November 2008

Australian Toilets

A surprising large number of people have asked me whether the toilets really do flush in the opposite direction in the Southern Hemisphere, due to the Coriolis Effect. Well, the toilets I've seen in Australia don't swirl at all; there is a short but powerful swoosh of water that lasts only a second or two, with no rotation.

According to The Straight Dope, Snopes.com, and other authorities, the whole swirling-the-opposite-way thing is a myth. Any rotation of water in a toilet, bathtub, sink, etc. is due to previous motion of the water, or direction of a water jet, or shape of the bowl, or other mundane reasons.

But it is true that if you let go of something, it falls up into the air, because we're upside down. I never would have guessed that was true.

Expatriate

I've never been much of a traveler or a tourist. I don't get the thrill that others do from sightseeing or being away from home. But having said that, I've gotta say I'm a little disappointed with how not-foreign Adelaide, Australia is. I was hoping for a little adventure here on the opposite side of the world, but it's a lot like home. It's as adventurous as visiting Vancouver.

Of course, I'm not on vacation, and all I've seen of Australia so far is the office where I'm working, and some stuff within walking distance of the hotel. I'm hoping that next weekend I'll have a chance to see something outside the city.

I was flying over the Pacific on US Election Day, so I didn't get to vote or to watch what was going on. I caught a little coverage on CNN during my layover in Auckland. After arriving in Adelaide, it was straight to the office, but a couple of hours later, US networks started projecting the winner, and the Australians were all talking about it. All the Australians I've talked to are elated about the US election result. They don't understand the policy differences between the candidates or between the Democrat and Republican parties, but they are happy to see that America elected a black man to its highest office, and they are relieved that Bush's party will no longer be in power. I don't know what the media coverage is like back home, but over here it is overwhelmingly positive toward Obama, and there is hope that America will start being benevolent again.

My wife's been a trouper, complaining less than I expected about her new husband leaving her for three weeks on short notice. We're keeping in touch via Skype, instant messenger, text messages, and the occasional insanely-expensive phone call. Unfortunately, the timezone difference makes it difficult to keep in touch, as I'm sleeping during her day and vice versa. The only good time for a conversation during the week is when she's getting up at 5:30 AM her time and I've gotten back to the hotel at 9:00 PM my time.

Australia is a nice place, and the Australians are great people. But there's no place like home, and I look forward to getting back there.

Flying to Australia
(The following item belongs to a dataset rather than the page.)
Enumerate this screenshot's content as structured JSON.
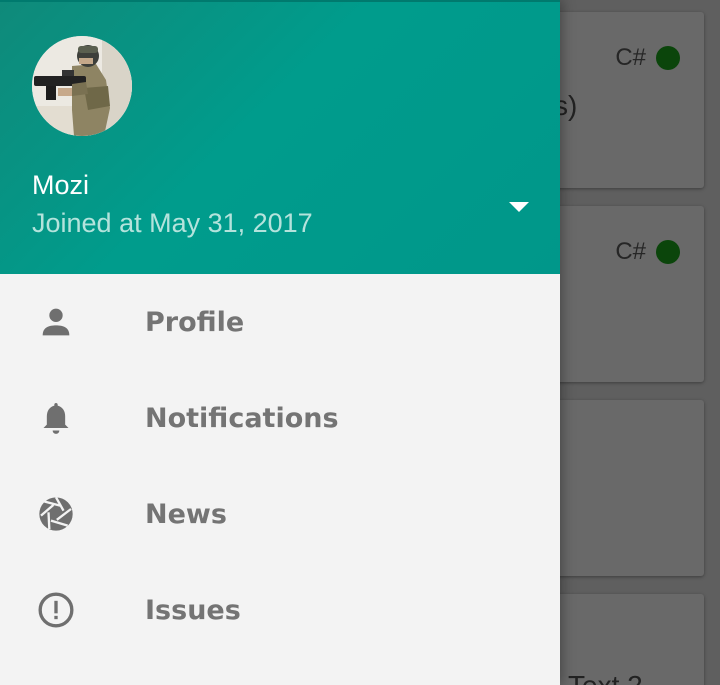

Flying to Australia from the US is not a pleasant experience. It takes a long time. For me, it was a five-hour flight from Atlanta to San Francisco, then a fourteen-hour flight from San Francisco to Auckland, New Zealand, then another five-hour flight from Auckland to Adelaide, South Australia. Including the layovers, the trip took over thirty hours. It will be the same on the way back, but of course, I'll be a lot happier when I reach my destination then.

It's expensive, too. My business-class round-trip ticket was $15,000.

Lucky for me, I flew Air New Zealand. This is very nice, because their Business Premier-class travel is about as good as you can get without buying your own personal aircraft. I was expecting a typical business-class seat, which gives you a few extra inches of legroom, but Air New Zealand gives each business-class passenger a very comfortable recliner, an ottoman, and in-flight entertainment system. With the push of a button, the seat folds down forward and joins the ottoman to form a bed, so it's actually possible to get some restful sleep.

My colleagues who flew United were very jealous.